* **Work task**: Retype every entry precisely and keep each line whole.

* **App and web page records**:
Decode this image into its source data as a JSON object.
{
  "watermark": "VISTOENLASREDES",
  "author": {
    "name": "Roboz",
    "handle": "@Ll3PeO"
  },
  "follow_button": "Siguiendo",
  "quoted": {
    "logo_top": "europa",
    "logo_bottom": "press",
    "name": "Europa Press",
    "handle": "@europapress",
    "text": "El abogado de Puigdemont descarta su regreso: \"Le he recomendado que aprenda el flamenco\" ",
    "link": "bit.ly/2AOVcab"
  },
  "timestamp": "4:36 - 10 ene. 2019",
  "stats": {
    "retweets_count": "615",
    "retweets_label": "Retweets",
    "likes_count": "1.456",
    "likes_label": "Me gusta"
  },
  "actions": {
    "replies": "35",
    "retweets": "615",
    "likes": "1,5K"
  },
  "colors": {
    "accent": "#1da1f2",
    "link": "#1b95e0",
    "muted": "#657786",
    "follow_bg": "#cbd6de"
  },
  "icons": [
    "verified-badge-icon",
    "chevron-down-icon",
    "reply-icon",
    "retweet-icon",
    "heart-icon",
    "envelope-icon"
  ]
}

* **Output for this exercise**:
Decode this image into its source data as a JSON object.
{
  "watermark": "VISTOENLASREDES",
  "author": {
    "name": "Roboz",
    "handle": "@Ll3PeO"
  },
  "follow_button": "Siguiendo",
  "quoted": {
    "logo_top": "europa",
    "logo_bottom": "press",
    "name": "Europa Press",
    "handle": "@europapress",
    "text": "El abogado de Puigdemont descarta su regreso: \"Le he recomendado que aprenda el flamenco\" ",
    "link": "bit.ly/2AOVcab"
  },
  "timestamp": "4:36 - 10 ene. 2019",
  "stats": {
    "retweets_count": "615",
    "retweets_label": "Retweets",
    "likes_count": "1.456",
    "likes_label": "Me gusta"
  },
  "actions": {
    "replies": "35",
    "retweets": "615",
    "likes": "1,5K"
  },
  "colors": {
    "accent": "#1da1f2",
    "link": "#1b95e0",
    "muted": "#657786",
    "follow_bg": "#cbd6de"
  },
  "icons": [
    "verified-badge-icon",
    "chevron-down-icon",
    "reply-icon",
    "retweet-icon",
    "heart-icon",
    "envelope-icon"
  ]
}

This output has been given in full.